Traditionally there was little call for innovation in the banking community given that financial services, while local (unlike products) were viewed as commodities. However, to combat the competition in the late 1990s, “organic growth”, the growth that a company can achieve by increasing output and enhancing sales, was the way to go, as it would reduce earnings volatility that resulted from acquiring new banks and increase profitability. Thus the I & D team was launched for product and service deployment. To risk the possibility of large scale failure, the experimentation of new technology and services was initially confined to a set of 20 (later 25) branches in Atlanta. In order to protect these branches from market fluctuations that could lead to product termination, it was suggested that these branches function as separate R&D branches, free from the day-to-day responsibilities of running a bank. However, this was contested by the fear that the results from the I&D market would not be duplicable elsewhere.
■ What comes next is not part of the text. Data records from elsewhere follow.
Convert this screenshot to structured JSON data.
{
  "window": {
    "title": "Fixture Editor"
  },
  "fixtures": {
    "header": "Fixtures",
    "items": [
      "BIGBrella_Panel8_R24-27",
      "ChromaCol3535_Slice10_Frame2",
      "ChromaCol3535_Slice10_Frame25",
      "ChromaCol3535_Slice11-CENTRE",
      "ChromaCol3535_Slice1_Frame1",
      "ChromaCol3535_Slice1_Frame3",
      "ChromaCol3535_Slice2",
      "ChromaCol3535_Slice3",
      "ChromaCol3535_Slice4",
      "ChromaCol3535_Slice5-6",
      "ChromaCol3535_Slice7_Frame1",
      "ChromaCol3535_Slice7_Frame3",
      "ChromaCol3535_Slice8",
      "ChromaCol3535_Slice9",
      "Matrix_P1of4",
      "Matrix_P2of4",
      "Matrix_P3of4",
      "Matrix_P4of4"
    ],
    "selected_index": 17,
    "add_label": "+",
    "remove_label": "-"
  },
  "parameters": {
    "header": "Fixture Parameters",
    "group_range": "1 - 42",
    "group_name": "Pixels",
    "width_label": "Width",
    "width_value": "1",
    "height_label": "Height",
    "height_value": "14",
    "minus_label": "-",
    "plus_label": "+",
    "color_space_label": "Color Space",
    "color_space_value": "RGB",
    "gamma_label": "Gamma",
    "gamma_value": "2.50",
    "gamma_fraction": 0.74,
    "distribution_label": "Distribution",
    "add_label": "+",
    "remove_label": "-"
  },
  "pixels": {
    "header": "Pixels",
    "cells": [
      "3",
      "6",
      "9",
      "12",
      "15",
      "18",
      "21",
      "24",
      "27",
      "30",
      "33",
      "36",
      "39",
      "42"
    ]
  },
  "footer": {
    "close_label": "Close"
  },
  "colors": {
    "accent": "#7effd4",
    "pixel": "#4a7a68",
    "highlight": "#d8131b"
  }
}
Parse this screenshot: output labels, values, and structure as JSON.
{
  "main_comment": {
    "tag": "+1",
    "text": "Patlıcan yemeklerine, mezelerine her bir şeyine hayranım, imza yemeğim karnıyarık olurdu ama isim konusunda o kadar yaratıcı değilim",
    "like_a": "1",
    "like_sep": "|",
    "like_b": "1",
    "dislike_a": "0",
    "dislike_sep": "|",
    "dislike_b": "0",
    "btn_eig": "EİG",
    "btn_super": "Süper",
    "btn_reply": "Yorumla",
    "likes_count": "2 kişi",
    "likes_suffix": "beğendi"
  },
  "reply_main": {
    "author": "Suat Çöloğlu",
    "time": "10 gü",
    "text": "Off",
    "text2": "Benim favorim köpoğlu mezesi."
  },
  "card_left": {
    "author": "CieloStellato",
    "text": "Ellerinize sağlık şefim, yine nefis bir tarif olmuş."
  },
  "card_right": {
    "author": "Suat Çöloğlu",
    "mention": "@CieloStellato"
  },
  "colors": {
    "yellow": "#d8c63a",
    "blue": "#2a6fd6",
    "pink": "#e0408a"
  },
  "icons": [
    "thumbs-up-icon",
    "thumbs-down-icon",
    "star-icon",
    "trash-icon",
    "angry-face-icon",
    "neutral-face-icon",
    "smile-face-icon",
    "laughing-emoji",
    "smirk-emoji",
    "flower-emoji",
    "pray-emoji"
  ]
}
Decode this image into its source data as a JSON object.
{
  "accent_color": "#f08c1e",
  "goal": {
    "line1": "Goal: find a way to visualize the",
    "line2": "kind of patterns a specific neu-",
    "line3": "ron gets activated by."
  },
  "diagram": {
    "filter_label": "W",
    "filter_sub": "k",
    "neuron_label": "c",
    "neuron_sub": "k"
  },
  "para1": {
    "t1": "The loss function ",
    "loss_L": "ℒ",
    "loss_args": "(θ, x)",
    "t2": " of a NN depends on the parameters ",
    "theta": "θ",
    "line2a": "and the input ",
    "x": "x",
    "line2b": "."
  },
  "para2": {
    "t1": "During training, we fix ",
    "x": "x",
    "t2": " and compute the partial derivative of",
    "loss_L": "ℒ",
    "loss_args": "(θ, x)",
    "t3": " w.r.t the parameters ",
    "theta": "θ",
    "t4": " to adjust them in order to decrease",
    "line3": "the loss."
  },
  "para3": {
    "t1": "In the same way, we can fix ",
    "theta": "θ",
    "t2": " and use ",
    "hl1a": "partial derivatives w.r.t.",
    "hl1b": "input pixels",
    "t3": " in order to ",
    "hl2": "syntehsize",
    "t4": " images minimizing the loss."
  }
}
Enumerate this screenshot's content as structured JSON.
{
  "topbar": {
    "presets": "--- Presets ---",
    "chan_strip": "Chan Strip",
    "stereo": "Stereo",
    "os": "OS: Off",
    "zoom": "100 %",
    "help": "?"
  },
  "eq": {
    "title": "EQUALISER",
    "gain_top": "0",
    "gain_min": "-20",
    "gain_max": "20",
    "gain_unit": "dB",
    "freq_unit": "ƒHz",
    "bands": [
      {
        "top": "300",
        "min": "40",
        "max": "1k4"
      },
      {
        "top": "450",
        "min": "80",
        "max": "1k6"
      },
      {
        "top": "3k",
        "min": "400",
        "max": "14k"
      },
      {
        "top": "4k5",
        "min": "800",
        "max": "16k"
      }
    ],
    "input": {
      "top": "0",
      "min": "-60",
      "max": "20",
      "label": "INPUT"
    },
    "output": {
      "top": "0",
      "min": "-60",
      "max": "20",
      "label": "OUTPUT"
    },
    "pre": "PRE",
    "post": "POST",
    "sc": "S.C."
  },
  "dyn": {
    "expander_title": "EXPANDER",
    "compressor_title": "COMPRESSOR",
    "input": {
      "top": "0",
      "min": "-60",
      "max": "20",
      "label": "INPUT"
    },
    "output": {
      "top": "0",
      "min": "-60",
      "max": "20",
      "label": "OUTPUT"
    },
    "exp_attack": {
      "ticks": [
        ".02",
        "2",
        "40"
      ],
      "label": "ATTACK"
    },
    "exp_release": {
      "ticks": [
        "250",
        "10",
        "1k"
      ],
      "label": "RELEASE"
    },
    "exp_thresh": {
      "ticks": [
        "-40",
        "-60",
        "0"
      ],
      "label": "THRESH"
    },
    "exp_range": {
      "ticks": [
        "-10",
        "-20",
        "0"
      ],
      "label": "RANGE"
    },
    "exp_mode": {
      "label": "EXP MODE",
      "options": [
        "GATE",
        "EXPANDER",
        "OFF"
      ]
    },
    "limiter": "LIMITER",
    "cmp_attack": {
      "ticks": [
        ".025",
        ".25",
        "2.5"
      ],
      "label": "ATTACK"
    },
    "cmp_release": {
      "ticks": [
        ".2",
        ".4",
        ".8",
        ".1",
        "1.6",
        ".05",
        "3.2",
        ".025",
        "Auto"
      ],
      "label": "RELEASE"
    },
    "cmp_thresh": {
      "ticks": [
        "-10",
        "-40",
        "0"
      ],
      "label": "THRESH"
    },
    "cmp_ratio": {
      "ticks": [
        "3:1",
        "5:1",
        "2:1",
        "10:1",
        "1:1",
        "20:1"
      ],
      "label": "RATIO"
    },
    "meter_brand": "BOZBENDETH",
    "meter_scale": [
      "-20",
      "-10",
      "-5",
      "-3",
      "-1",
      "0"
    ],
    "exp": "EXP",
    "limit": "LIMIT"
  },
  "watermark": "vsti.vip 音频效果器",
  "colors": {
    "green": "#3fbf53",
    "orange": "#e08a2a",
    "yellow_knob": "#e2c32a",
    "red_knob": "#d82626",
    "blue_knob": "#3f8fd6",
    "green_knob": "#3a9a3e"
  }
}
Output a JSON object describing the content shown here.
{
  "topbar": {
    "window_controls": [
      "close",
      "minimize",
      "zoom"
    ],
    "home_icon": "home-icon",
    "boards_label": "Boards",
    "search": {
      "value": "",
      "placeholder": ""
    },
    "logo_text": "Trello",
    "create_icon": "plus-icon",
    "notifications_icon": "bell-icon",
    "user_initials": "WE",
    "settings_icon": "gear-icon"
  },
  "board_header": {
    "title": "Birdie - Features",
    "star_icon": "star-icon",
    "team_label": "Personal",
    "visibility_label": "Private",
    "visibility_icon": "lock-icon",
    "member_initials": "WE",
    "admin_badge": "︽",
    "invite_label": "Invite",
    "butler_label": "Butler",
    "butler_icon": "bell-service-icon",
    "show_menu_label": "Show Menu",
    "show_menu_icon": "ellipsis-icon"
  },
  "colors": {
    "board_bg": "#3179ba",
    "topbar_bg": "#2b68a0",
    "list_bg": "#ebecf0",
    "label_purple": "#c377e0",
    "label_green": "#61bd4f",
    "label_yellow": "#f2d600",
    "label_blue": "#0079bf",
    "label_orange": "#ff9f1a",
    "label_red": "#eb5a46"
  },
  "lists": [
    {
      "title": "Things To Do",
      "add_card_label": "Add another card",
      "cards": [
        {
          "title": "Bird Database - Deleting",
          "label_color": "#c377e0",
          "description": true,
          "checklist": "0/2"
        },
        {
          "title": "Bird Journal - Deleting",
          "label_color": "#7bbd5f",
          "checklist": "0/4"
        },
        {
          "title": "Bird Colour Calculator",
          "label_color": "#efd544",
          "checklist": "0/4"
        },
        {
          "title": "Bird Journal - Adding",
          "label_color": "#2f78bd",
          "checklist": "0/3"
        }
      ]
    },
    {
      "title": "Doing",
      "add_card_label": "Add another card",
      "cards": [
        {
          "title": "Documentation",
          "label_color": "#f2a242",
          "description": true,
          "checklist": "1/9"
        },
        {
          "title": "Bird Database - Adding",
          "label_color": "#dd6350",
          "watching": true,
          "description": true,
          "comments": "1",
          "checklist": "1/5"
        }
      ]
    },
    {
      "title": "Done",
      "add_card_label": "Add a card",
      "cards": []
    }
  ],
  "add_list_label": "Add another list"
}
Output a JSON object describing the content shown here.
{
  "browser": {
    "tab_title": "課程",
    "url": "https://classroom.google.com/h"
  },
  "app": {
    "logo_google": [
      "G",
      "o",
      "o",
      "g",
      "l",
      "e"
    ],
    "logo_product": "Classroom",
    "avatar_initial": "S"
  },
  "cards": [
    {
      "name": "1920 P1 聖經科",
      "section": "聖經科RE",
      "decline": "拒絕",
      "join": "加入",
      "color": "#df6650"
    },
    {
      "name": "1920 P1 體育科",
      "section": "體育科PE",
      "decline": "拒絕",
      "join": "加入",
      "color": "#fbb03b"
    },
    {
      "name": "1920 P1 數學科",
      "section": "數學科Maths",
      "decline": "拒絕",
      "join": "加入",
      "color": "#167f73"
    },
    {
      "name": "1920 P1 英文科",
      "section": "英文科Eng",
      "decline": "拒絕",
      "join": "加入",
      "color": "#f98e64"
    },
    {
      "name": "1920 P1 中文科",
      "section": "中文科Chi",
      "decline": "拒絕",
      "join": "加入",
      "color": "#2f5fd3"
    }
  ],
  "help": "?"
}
Atlanta was chosen as the site for the I & D market as it represented a stable market. The banks had the most advanced communications network and Atlanta was close to HQ in Charlotte. As a part of the I&D market, there were 3 types of branches: express centers for quick, routine transactions, financial centers with more complex technologies and access to a wider variety of services, and traditional centers, which were simply traditional branches with enhanced processes and technology. Prior to introducing these experiments, the team typically rehearsed how the activity should occur in a prototype center in Charlotte. For instance, the Walt Disney Company designed and taught them the Bank of America Spirit program which laid emphasis on increased customer relations.
There were several problems faced by the team: how to prioritize ideas, gauge success, run several experiments at once, prevent the novelty factor from affecting the outcome and defend the team from budget cuts. Experiment cycle time was 3 months to ensure rapid feedback. Due to the 18 month concept to national rollout lag as opposed to the 3 month testing period, productivity was used as an indicator of success instead of financial performance. To prove themselves and meet the bottom-line, ideas with a higher probability of success were given a higher priority. In order to isolate the effect of an experiment on branch performance, the team repeated trials, averaged the results and paired experimental branches with a branch operating under normal conditions to minimize the effect of noise factors. In order to increase the number of experiments running at once almost 15 experiments were run per branch and specialists were brought in to analyze the effect of each variable (experiment). The TZM experiment which was intended to reduce perceived wait times, in fact, decreased the number of people who